A school-based practicum program offers students an opportunity to implement conflict resolution theory and education in real-life situations.
Lacie Munholland, a third-year Conflict Resolution Studies and Human Rights student at Menno Simons College (MSC) and The University of Winnipeg Global College, had the opportunity to lead mediations in a school setting through MSC’s practicum program.
“Before practicum, I knew what mediation was, but wouldn’t have known how to do it. Now, after practicum, it comes as second nature,” she says.
Munholland and her practicum partner, Robyn Dryden, taught conflict resolution skills and conducted mediations between students at Hugh John MacDonald School, one of four schools that participate in MSC’s school-based practicum program.
While unsure at first how children would respond to the idea of conflict resolution, Munholland says the children were welcoming and interested to see what the process of mediation would look like.
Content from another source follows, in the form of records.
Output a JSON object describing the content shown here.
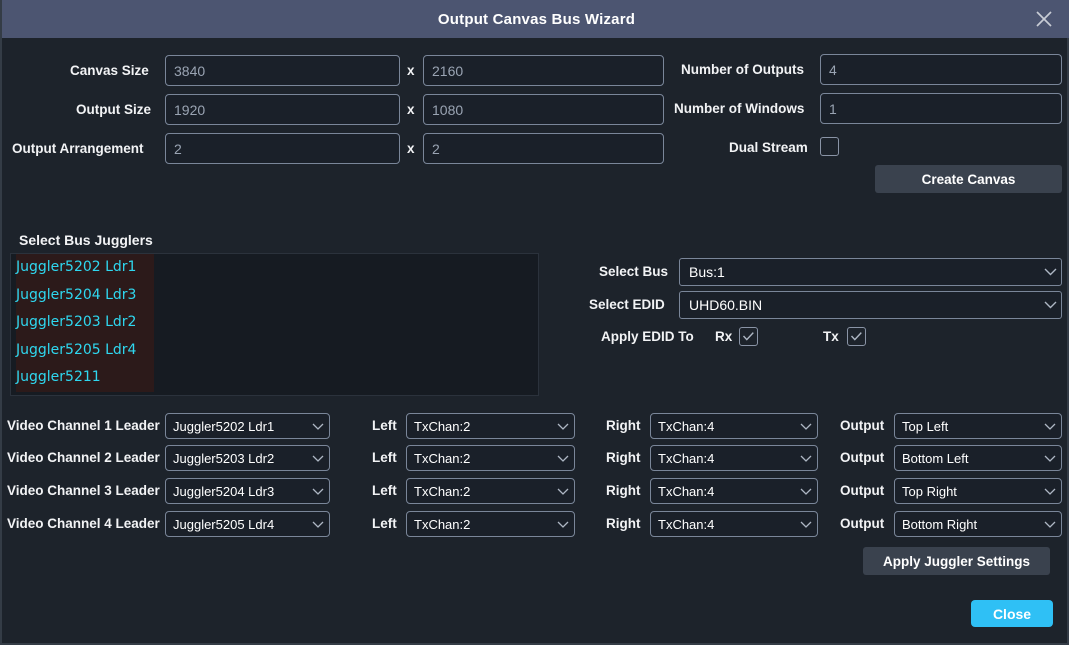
{
  "window": {
    "title": "Output Canvas Bus Wizard",
    "close_icon": "close-icon"
  },
  "canvas_form": {
    "canvas_size_label": "Canvas Size",
    "canvas_width": "3840",
    "canvas_height": "2160",
    "output_size_label": "Output Size",
    "output_width": "1920",
    "output_height": "1080",
    "output_arrangement_label": "Output Arrangement",
    "arrangement_cols": "2",
    "arrangement_rows": "2",
    "multiply_symbol": "x",
    "number_of_outputs_label": "Number of Outputs",
    "number_of_outputs": "4",
    "number_of_windows_label": "Number of Windows",
    "number_of_windows": "1",
    "dual_stream_label": "Dual Stream",
    "dual_stream_checked": false,
    "create_canvas_label": "Create Canvas"
  },
  "bus_jugglers": {
    "section_label": "Select Bus Jugglers",
    "items": [
      {
        "label": "Juggler5202 Ldr1"
      },
      {
        "label": "Juggler5204 Ldr3"
      },
      {
        "label": "Juggler5203 Ldr2"
      },
      {
        "label": "Juggler5205 Ldr4"
      },
      {
        "label": "Juggler5211"
      }
    ]
  },
  "bus_panel": {
    "select_bus_label": "Select Bus",
    "select_bus_value": "Bus:1",
    "select_edid_label": "Select EDID",
    "select_edid_value": "UHD60.BIN",
    "apply_edid_to_label": "Apply EDID To",
    "rx_label": "Rx",
    "rx_checked": true,
    "tx_label": "Tx",
    "tx_checked": true
  },
  "channels": {
    "left_label": "Left",
    "right_label": "Right",
    "output_label": "Output",
    "rows": [
      {
        "leader_label": "Video Channel 1 Leader",
        "leader_value": "Juggler5202 Ldr1",
        "left_value": "TxChan:2",
        "right_value": "TxChan:4",
        "output_value": "Top Left"
      },
      {
        "leader_label": "Video Channel 2 Leader",
        "leader_value": "Juggler5203 Ldr2",
        "left_value": "TxChan:2",
        "right_value": "TxChan:4",
        "output_value": "Bottom Left"
      },
      {
        "leader_label": "Video Channel 3 Leader",
        "leader_value": "Juggler5204 Ldr3",
        "left_value": "TxChan:2",
        "right_value": "TxChan:4",
        "output_value": "Top Right"
      },
      {
        "leader_label": "Video Channel 4 Leader",
        "leader_value": "Juggler5205 Ldr4",
        "left_value": "TxChan:2",
        "right_value": "TxChan:4",
        "output_value": "Bottom Right"
      }
    ]
  },
  "footer": {
    "apply_juggler_settings_label": "Apply Juggler Settings",
    "close_label": "Close"
  },
  "colors": {
    "titlebar": "#4c5571",
    "window_bg": "#1d232b",
    "accent": "#2fc0f5",
    "juggler_text": "#2fd8f0",
    "highlight": "#2c1a1a"
  }
}
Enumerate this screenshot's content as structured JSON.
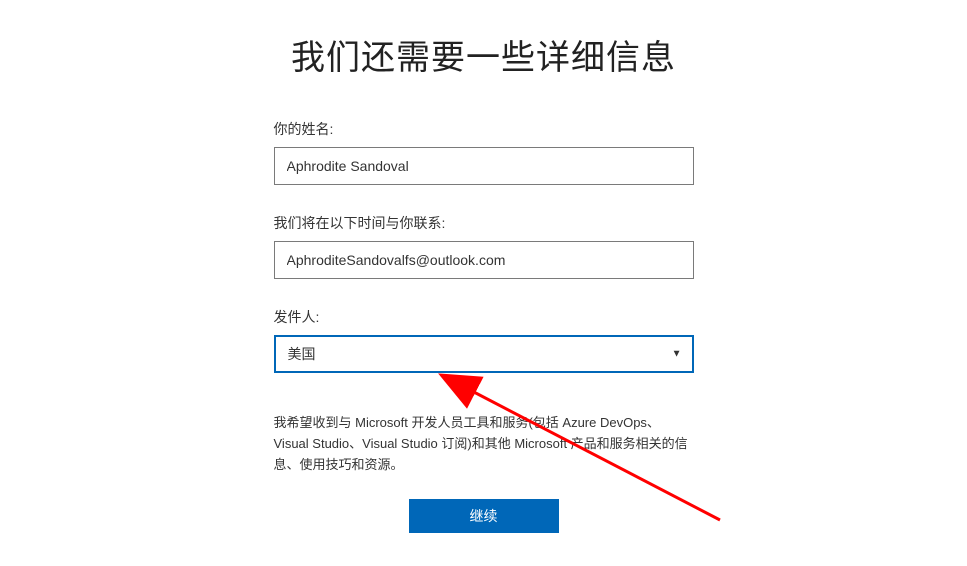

“We’d explain what mediation is and ask them to take part in it. After explaining the process, kids were very open to participating.”
Some of the conflicts Munholland and Dryden mediated had to do with physical violence, were gang-related, or had to do with challenges of living in Winnipeg’s inner-city. The school’s guidance counselor would share conflicts with them that she thought would be appropriate for and benefit from mediation or conflict resolution.
The first step in mediation was a pre-interview where the children involved had individual opportunities to share what happened and their feelings and opinions about the incident. If mediation was deemed an appropriate response following the pre-interviews, the parties involved were brought together for a respectful conversation.
“We’d ask what each party can do to make the situation better and if they could come up with ideas together,” says Munholland. “The concept of an apology would often come up. Lots of kids would apologize on their own.”
Approximately 80 students have taken part in MSC’s school-based practicum program, which was established in 2000.
The program provides students with opportunities to “get mediation experience, provide peer-mediation trainings, and to practice oral presentation skills,” says Ruth Taronno, MSC’s Director of Practicum and Alumni Relations.
“Hands-on skills training is extremely important in the workforce and this kind of experience looks great on the student’s resume,” says Taronno. “Practicum experience is tremendously valuable in allowing students to put their theories into practice and to broaden and deepen their knowledge of conflict resolution.”
Munholland says the mediation workshops and coaching training she received through her Conflict Resolution Studies and Human Rights degree well-equipped her for the practicum program, which she calls “a very cool opportunity.”
“Conflict is a natural, everyday thing, but not a lot of people sit down and critically think about it,” she says. “Being in this degree, I find myself doing that and I’m more confident in my ability to deal with conflict in my life.”
Ellen Paulley is the Writer and Social Media Coordinator for Menno Simons College